──────── INFORMATION PROVIDED

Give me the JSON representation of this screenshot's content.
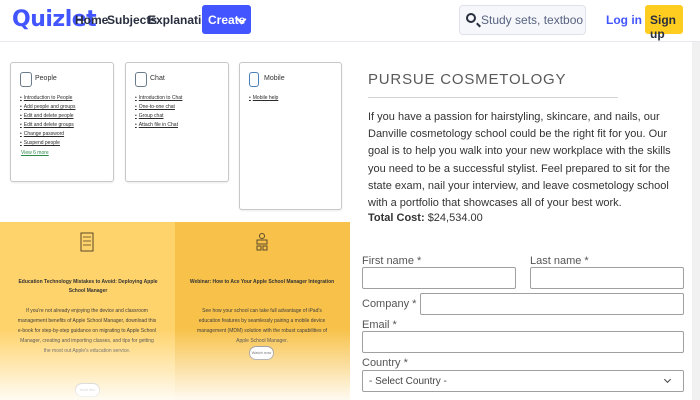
{
  "nav": {
    "logo": "Quizlet",
    "links": [
      "Home",
      "Subjects",
      "Explanations"
    ],
    "create_label": "Create",
    "search_placeholder": "Study sets, textbooks, ...",
    "login_label": "Log in",
    "signup_label": "Sign up",
    "accent_color": "#4255ff",
    "signup_color": "#ffcd1f"
  },
  "help_cards": [
    {
      "title": "People",
      "icon": "person-icon",
      "links": [
        "Introduction to People",
        "Add people and groups",
        "Edit and delete people",
        "Edit and delete groups",
        "Change password",
        "Suspend people"
      ],
      "view_more": "View 6 more"
    },
    {
      "title": "Chat",
      "icon": "chat-icon",
      "links": [
        "Introduction to Chat",
        "One-to-one chat",
        "Group chat",
        "Attach file in Chat"
      ]
    },
    {
      "title": "Mobile",
      "icon": "mobile-icon",
      "links": [
        "Mobile help"
      ]
    }
  ],
  "promos": [
    {
      "icon": "document-list-icon",
      "title": "Education Technology Mistakes to Avoid: Deploying Apple School Manager",
      "body": "If you're not already enjoying the device and classroom management benefits of Apple School Manager, download this e-book for step-by-step guidance on migrating to Apple School Manager, creating and importing classes, and tips for getting the most out Apple's education service.",
      "button": "read this",
      "background": "#ffd36b"
    },
    {
      "icon": "classroom-icon",
      "title": "Webinar: How to Ace Your Apple School Manager Integration",
      "body": "See how your school can take full advantage of iPad's education features by seamlessly pairing a mobile device management (MDM) solution with the robust capabilities of Apple School Manager.",
      "button": "Watch now",
      "background": "#f8c24a"
    }
  ],
  "program": {
    "heading": "PURSUE COSMETOLOGY",
    "description": "If you have a passion for hairstyling, skincare, and nails, our Danville cosmetology school could be the right fit for you. Our goal is to help you walk into your new workplace with the skills you need to be a successful stylist. Feel prepared to sit for the state exam, nail your interview, and leave cosmetology school with a portfolio that showcases all of your best work.",
    "cost_label": "Total Cost:",
    "cost_value": "$24,534.00"
  },
  "form": {
    "first_name_label": "First name *",
    "last_name_label": "Last name *",
    "company_label": "Company *",
    "email_label": "Email *",
    "country_label": "Country *",
    "country_selected": "- Select Country -"
  }
}
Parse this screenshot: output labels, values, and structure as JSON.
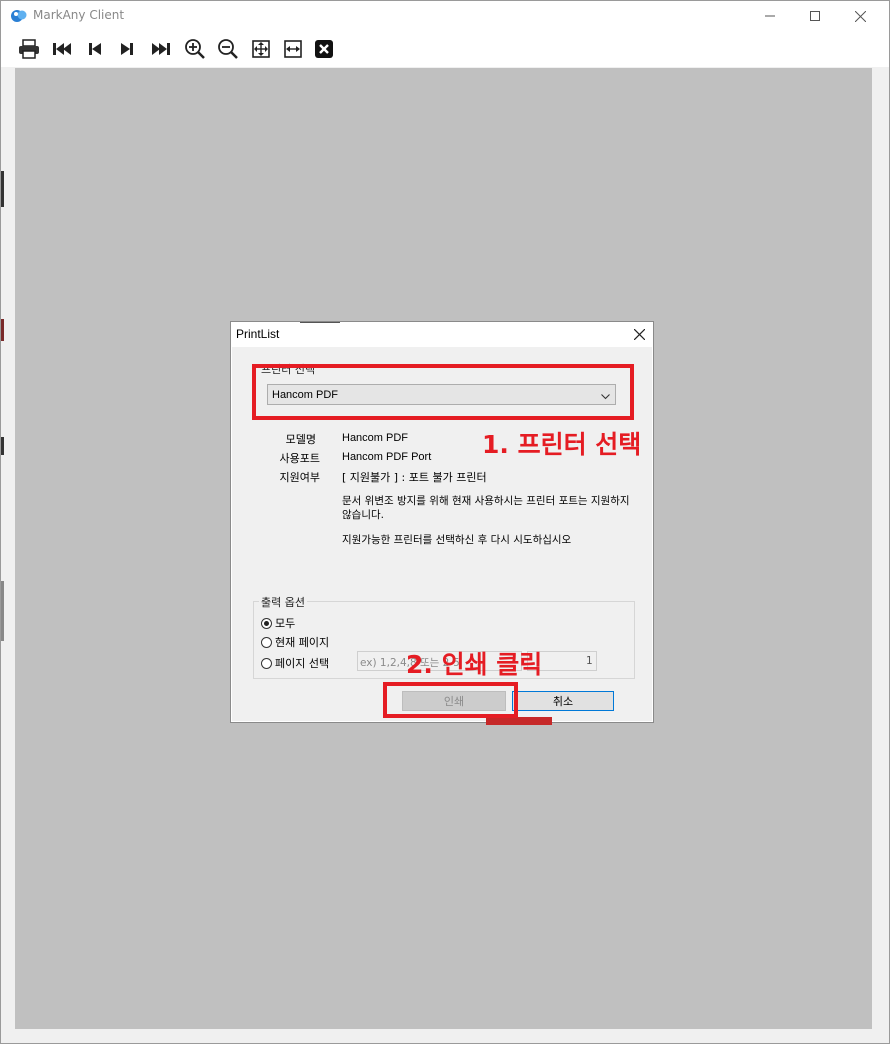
{
  "window": {
    "title": "MarkAny Client"
  },
  "toolbar": {
    "buttons": [
      "printer-icon",
      "first-page-icon",
      "prev-page-icon",
      "next-page-icon",
      "last-page-icon",
      "zoom-in-icon",
      "zoom-out-icon",
      "fit-page-icon",
      "fit-width-icon",
      "close-doc-icon"
    ]
  },
  "dialog": {
    "title": "PrintList",
    "printer_group_label": "프린터 선택",
    "printer_select": {
      "value": "Hancom PDF"
    },
    "info": {
      "model_label": "모델명",
      "model_value": "Hancom PDF",
      "port_label": "사용포트",
      "port_value": "Hancom PDF Port",
      "support_label": "지원여부",
      "support_value": "[ 지원불가 ] : 포트 불가 프린터"
    },
    "message1": "문서 위변조 방지를 위해 현재 사용하시는 프린터 포트는 지원하지 않습니다.",
    "message2": "지원가능한 프린터를 선택하신 후 다시 시도하십시오",
    "output_group_label": "출력 옵션",
    "options": {
      "all": "모두",
      "current": "현재 페이지",
      "select": "페이지 선택"
    },
    "page_input_placeholder": "ex) 1,2,4,8 또는 2-5",
    "page_count": "1",
    "print_button": "인쇄",
    "cancel_button": "취소"
  },
  "annotations": {
    "step1": "1. 프린터 선택",
    "step2": "2. 인쇄 클릭"
  },
  "colors": {
    "annotation_red": "#e51c23",
    "viewer_gray": "#c0c0c0",
    "focus_blue": "#0078d7"
  }
}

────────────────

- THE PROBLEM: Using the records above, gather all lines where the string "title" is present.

- WORKED SOLUTION:
      "title": "People",
      "title": "Chat",
      "title": "Mobile",
      "title": "Education Technology Mistakes to Avoid: Deploying Apple School Manager",
      "title": "Webinar: How to Ace Your Apple School Manager Integration",
    "title": "MarkAny Client"
    "title": "PrintList",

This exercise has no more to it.